The end result was Chess Academix, an initiative that started as a tutoring program for “at-risk” children and has since evolved into a business that Caston is expanding nationwide.
Caston has created an 1,100-page curriculum for his program. In it, he relates the pieces on the chessboard to various elements of society.
The rook represents the home. The bishop represents spirituality. The knight represents law enforcement. The pawns represent the common people.
Though valued at only one point each, pawns are important, Caston says, because they help defend more valuable pieces and, once they reach the last row of an opponent’s territory, can become more valuable themselves.
Similarly, Caston tells the children, they can become more powerful in life if they reach their goals.
Caston also teaches the children how to play “inverted chess,” a version in which the board is rotated so that a black corner square is at the player’s right hand and the black pieces are on the offensive.
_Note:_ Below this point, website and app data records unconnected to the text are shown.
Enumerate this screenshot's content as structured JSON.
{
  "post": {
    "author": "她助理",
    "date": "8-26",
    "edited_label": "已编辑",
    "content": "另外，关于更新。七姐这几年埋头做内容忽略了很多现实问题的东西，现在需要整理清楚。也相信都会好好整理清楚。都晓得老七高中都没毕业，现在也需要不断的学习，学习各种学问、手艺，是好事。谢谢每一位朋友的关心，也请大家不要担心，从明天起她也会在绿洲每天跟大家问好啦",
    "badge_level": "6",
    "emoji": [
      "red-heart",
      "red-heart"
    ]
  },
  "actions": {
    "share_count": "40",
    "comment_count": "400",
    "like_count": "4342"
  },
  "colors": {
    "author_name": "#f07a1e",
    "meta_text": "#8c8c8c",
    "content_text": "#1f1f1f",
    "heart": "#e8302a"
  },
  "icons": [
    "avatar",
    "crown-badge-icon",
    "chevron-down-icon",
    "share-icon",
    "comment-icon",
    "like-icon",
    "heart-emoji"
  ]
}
It’s part of a kind of racial awareness that heightened in Caston’s mind when he found himself playing against a student who did not want to use the white pieces.
“There are advantages to being white,” Caston says he told the student, not realizing the double meaning the words seemed to hold until he spoke them.
“When I said that, it just resonated in my mind. This kid said, ‘I don’t care. I just don’t want to be white.’”
Through inverted chess, black moves first, essentially putting the black pieces in the same position that the white pieces usually are without altering the dynamics of the game.
In many ways, Caston and his comrades are doing the same thing for black youths. They are grooming them to become masters of their own destinies so that when these children grow up and go out into the world, they’ll be in a better position to succeed at the game of life.
(Posted on March 8, 2005)